Whatever, it sparked a lighthearted moment, or maybe it’s just me after too many evenings spent in consultations. Craig used the term “YOUR mayor” when referring to Prévost. “He’s YOUR mayor,” a council member shot back. Hmm. No love there.
Hudson has a new treasurer, Claudia Ouellette, a no-nonsense fiscalist who spent the past five years with a software provider for Quebec municipalities. Prior to that, she worked in finance departments in Côte St. Luc, Otterburn Park and elsewhere. Her aim is to get Hudson’s ledgers in order after a revolving door of treasurers.
Salaries to be made public
Town clerk Cassandra Comin Bergonzi reassured Eva McCartney the town will be releasing the salaries of non-unionized town employees as soon as possible. (Union wage scales are already public.) McCartney sharply questioned council in the wake of allegations the town was deliberately stalling their release. Comin Bergonzi blamed the volume of access to information requests for the delay.

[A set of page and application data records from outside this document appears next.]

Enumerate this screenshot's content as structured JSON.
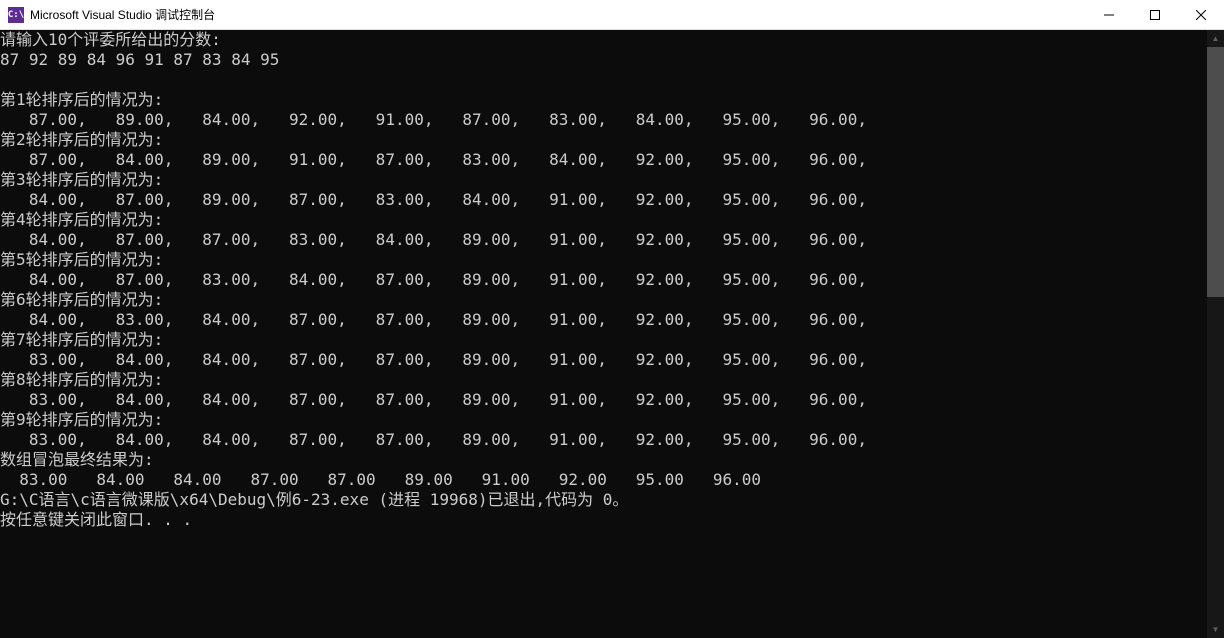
{
  "window": {
    "icon_text": "C:\\",
    "title": "Microsoft Visual Studio 调试控制台"
  },
  "console": {
    "prompt_line": "请输入10个评委所给出的分数:",
    "input_line": "87 92 89 84 96 91 87 83 84 95",
    "blank": "",
    "rounds": [
      {
        "label": "第1轮排序后的情况为:",
        "values": "   87.00,   89.00,   84.00,   92.00,   91.00,   87.00,   83.00,   84.00,   95.00,   96.00,"
      },
      {
        "label": "第2轮排序后的情况为:",
        "values": "   87.00,   84.00,   89.00,   91.00,   87.00,   83.00,   84.00,   92.00,   95.00,   96.00,"
      },
      {
        "label": "第3轮排序后的情况为:",
        "values": "   84.00,   87.00,   89.00,   87.00,   83.00,   84.00,   91.00,   92.00,   95.00,   96.00,"
      },
      {
        "label": "第4轮排序后的情况为:",
        "values": "   84.00,   87.00,   87.00,   83.00,   84.00,   89.00,   91.00,   92.00,   95.00,   96.00,"
      },
      {
        "label": "第5轮排序后的情况为:",
        "values": "   84.00,   87.00,   83.00,   84.00,   87.00,   89.00,   91.00,   92.00,   95.00,   96.00,"
      },
      {
        "label": "第6轮排序后的情况为:",
        "values": "   84.00,   83.00,   84.00,   87.00,   87.00,   89.00,   91.00,   92.00,   95.00,   96.00,"
      },
      {
        "label": "第7轮排序后的情况为:",
        "values": "   83.00,   84.00,   84.00,   87.00,   87.00,   89.00,   91.00,   92.00,   95.00,   96.00,"
      },
      {
        "label": "第8轮排序后的情况为:",
        "values": "   83.00,   84.00,   84.00,   87.00,   87.00,   89.00,   91.00,   92.00,   95.00,   96.00,"
      },
      {
        "label": "第9轮排序后的情况为:",
        "values": "   83.00,   84.00,   84.00,   87.00,   87.00,   89.00,   91.00,   92.00,   95.00,   96.00,"
      }
    ],
    "final_label": "数组冒泡最终结果为:",
    "final_values": "  83.00   84.00   84.00   87.00   87.00   89.00   91.00   92.00   95.00   96.00",
    "exit_line": "G:\\C语言\\c语言微课版\\x64\\Debug\\例6-23.exe (进程 19968)已退出,代码为 0。",
    "press_key": "按任意键关闭此窗口. . ."
  }
}
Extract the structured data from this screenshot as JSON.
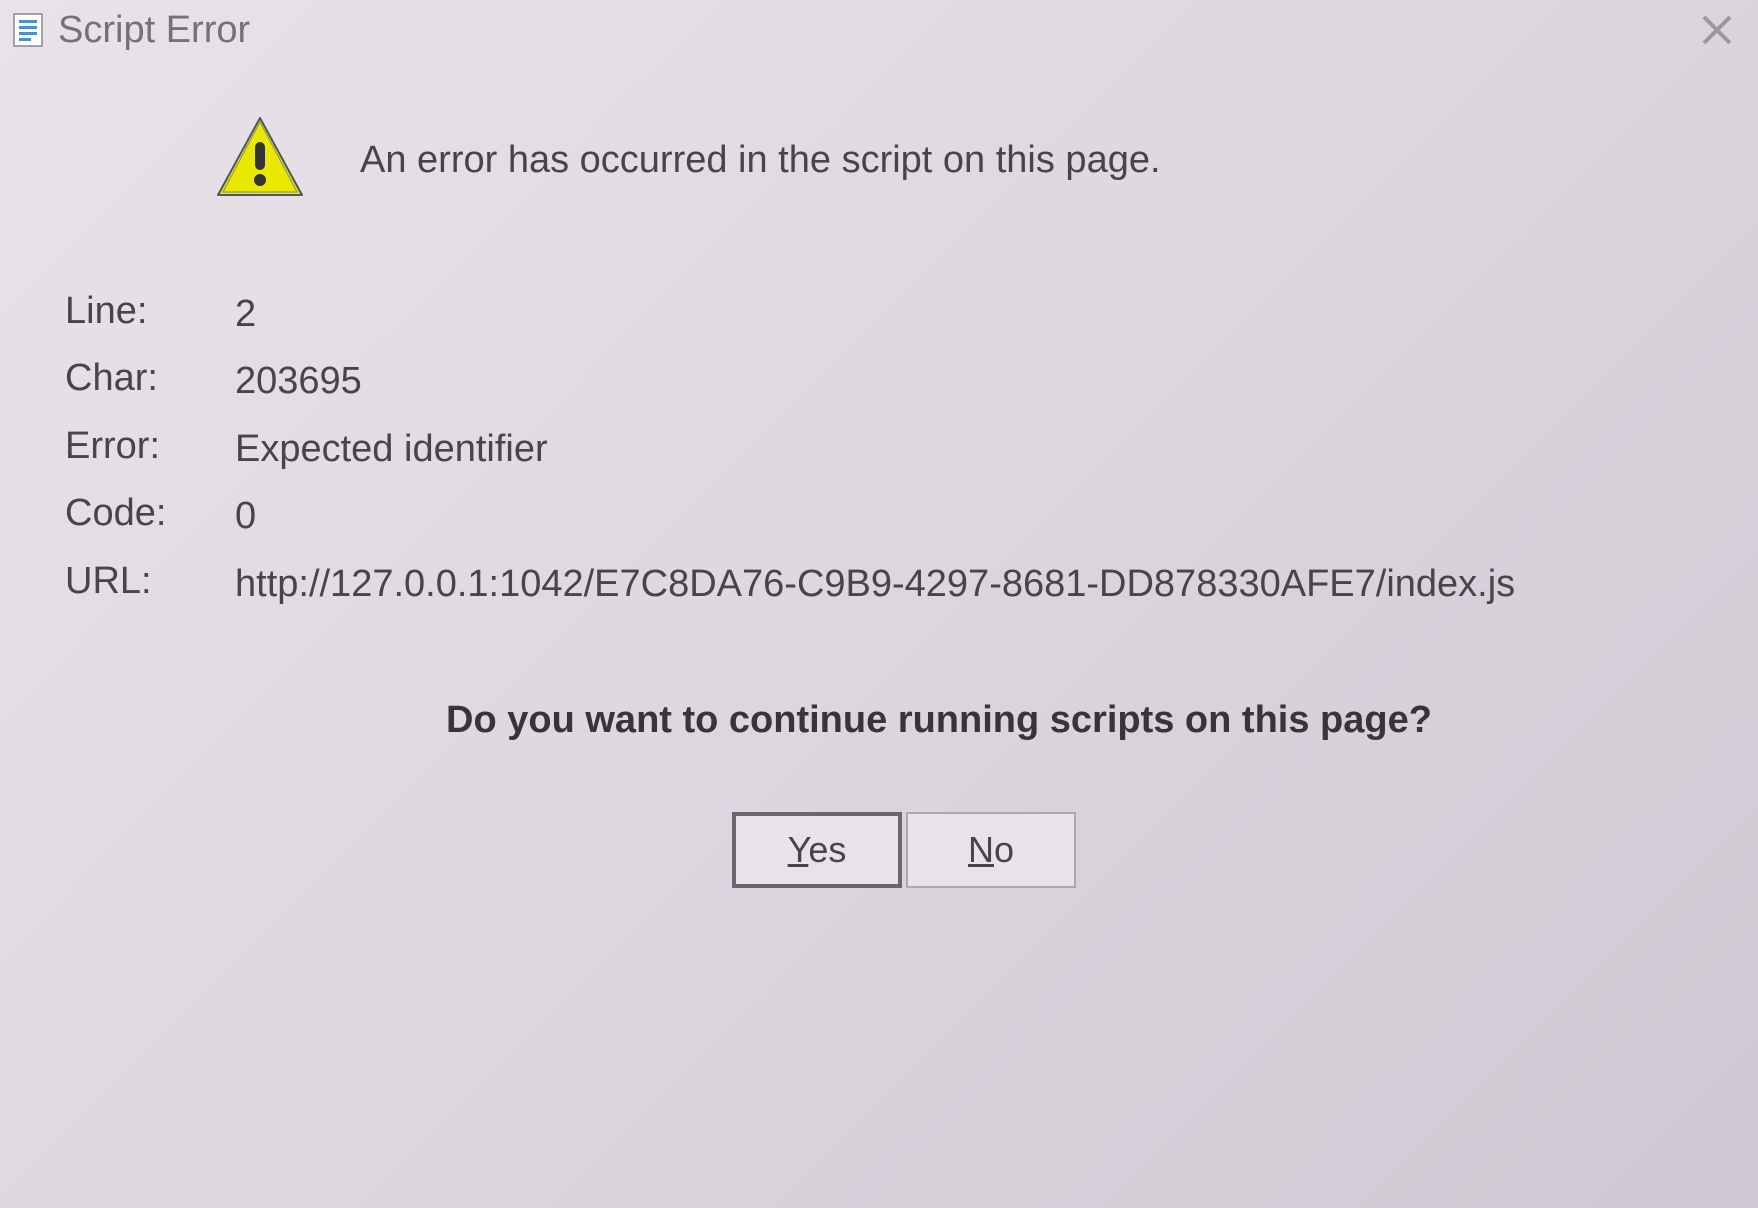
{
  "title": "Script Error",
  "header_message": "An error has occurred in the script on this page.",
  "details": {
    "line_label": "Line:",
    "line_value": "2",
    "char_label": "Char:",
    "char_value": "203695",
    "error_label": "Error:",
    "error_value": "Expected identifier",
    "code_label": "Code:",
    "code_value": "0",
    "url_label": "URL:",
    "url_value": "http://127.0.0.1:1042/E7C8DA76-C9B9-4297-8681-DD878330AFE7/index.js"
  },
  "question": "Do you want to continue running scripts on this page?",
  "buttons": {
    "yes": "Yes",
    "no": "No"
  }
}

Conservation plan tabled
The town’s conservation plan, an essential component of the land use compliance process, was tabled after getting the province’s approval. Residents were assured it will be posted on the town’s website, although the version currently posted dates back to last July. According to provincial regulation, it requires another public consultation and final adoption by council.
Another 60 grand
Hudson taxpayers peeled off another 60 grand for Dunton Rainville, the town’s legalists of choice. It sparked another who-are-we-suing-now query and assurances the town is down to maybe six, seven or eight files. But hey, who’s counting?
Wooing the Coast Guard
The Canadian Coast Guard wants to locate a high-speed search and rescue boat and shore facility somewhere on the Lake of Two Mountains, but has yet to make a final decision. The town says the Hudson Fire Department’s 21-foot rigid inflatable is too small to fill a patrol-boat mission and an expanded, rebuilt town wharf would be an ideal location for a larger craft. A number of other municipalities on the lake are in the competition, town director-general Jean-Pierre Roy said.